What really happened in the skies over Al Dhafra last November and December when US Air Force F-22s fought mock dogfights with French Rafales may never be confirmed. The French and the Americans who were involved have different stories. A new blog post today by Arabian Aerospace doesn’t shed new light on the outcome of the dogfights, but does offer new information about the F-22′s reliability on deployment.
Only a year ago, Department of Defense officials claimed the F-22 was twice as expensive to operate than the F-15. Now the USAF claims that the F-22 will require a smaller logistics footprint than the F-15 after unspecified changes are made within six months.
Though the deployment marked the F-22A’s first extended test under such harsh desert conditions, with fierce sandstorms and 100° temperatures, and despite operating thousands of miles from its normal supply chain, the aircraft exceeded the USAF’s expectations, demonstrating impeccable availability and a higher-than-expected sortie rate. “The maintenance group didn’t know what to expect and so we took a generic support equipment package,”

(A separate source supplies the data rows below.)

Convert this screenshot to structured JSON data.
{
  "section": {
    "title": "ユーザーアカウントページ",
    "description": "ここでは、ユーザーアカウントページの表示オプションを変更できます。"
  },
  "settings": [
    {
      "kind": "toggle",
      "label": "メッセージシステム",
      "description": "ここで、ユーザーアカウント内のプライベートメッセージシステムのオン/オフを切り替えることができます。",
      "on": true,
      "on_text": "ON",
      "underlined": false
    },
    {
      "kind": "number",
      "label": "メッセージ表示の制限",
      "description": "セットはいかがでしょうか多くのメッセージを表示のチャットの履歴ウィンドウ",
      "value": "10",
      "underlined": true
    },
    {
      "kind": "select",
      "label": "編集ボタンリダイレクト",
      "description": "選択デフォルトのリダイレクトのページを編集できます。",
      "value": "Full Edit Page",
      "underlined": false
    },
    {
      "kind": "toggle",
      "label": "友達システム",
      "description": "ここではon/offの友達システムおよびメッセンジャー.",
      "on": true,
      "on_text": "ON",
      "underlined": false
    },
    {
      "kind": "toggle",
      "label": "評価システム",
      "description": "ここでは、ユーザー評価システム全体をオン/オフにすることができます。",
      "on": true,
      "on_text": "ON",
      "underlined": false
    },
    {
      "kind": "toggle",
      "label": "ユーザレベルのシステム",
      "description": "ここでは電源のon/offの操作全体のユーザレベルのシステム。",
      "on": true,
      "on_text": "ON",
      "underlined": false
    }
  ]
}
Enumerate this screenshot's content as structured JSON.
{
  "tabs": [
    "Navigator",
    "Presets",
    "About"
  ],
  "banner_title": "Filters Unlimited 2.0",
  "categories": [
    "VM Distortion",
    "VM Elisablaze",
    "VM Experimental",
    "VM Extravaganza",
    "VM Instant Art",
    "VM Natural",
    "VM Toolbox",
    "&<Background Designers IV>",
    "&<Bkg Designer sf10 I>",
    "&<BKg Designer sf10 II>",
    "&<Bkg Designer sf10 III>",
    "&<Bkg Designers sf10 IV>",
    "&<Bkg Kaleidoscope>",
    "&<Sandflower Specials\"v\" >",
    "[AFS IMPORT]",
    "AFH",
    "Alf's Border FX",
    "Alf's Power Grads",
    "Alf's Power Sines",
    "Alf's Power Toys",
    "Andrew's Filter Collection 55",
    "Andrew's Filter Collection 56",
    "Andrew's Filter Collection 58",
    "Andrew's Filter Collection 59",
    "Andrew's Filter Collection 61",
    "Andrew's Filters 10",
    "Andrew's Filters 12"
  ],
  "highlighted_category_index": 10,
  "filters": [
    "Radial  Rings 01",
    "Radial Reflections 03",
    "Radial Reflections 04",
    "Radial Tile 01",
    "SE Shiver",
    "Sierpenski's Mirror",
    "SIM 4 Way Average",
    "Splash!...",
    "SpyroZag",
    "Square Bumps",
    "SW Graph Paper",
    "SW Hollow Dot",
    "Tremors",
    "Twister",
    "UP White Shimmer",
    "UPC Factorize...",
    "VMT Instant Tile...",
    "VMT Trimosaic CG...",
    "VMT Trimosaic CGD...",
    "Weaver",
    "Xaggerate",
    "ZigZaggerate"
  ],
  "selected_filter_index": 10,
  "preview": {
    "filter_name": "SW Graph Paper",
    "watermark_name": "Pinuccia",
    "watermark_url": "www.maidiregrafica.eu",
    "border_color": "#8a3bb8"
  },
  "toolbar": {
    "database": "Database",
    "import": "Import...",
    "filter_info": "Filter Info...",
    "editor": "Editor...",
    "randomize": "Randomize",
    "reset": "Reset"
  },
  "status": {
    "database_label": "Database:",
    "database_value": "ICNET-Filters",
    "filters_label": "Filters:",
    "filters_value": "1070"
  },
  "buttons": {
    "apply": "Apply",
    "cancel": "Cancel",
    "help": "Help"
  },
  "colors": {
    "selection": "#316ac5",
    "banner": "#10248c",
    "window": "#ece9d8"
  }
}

said later. “We pretty well got it just right.” In the event, the F-22A operated at a higher tempo and with a smaller logistics footprint than would be required by the F-15 or F-16 – aircraft types that have been deploying to the region since the 1970s.The 27th Fighter Squadron’s CO expressed his satisfaction with the progress that had been made, stressing: “The problems we had with software, avionics, sensor tasking and sensor fusion back in 2003 when I joined the F-22 programme have all been ironed out, and we’re transitioning to a great point in the next six months where the aircraft will truly be cost-effective and fully mature.” He said he expected a real improvement in sortie generation capability in the near future. Rogers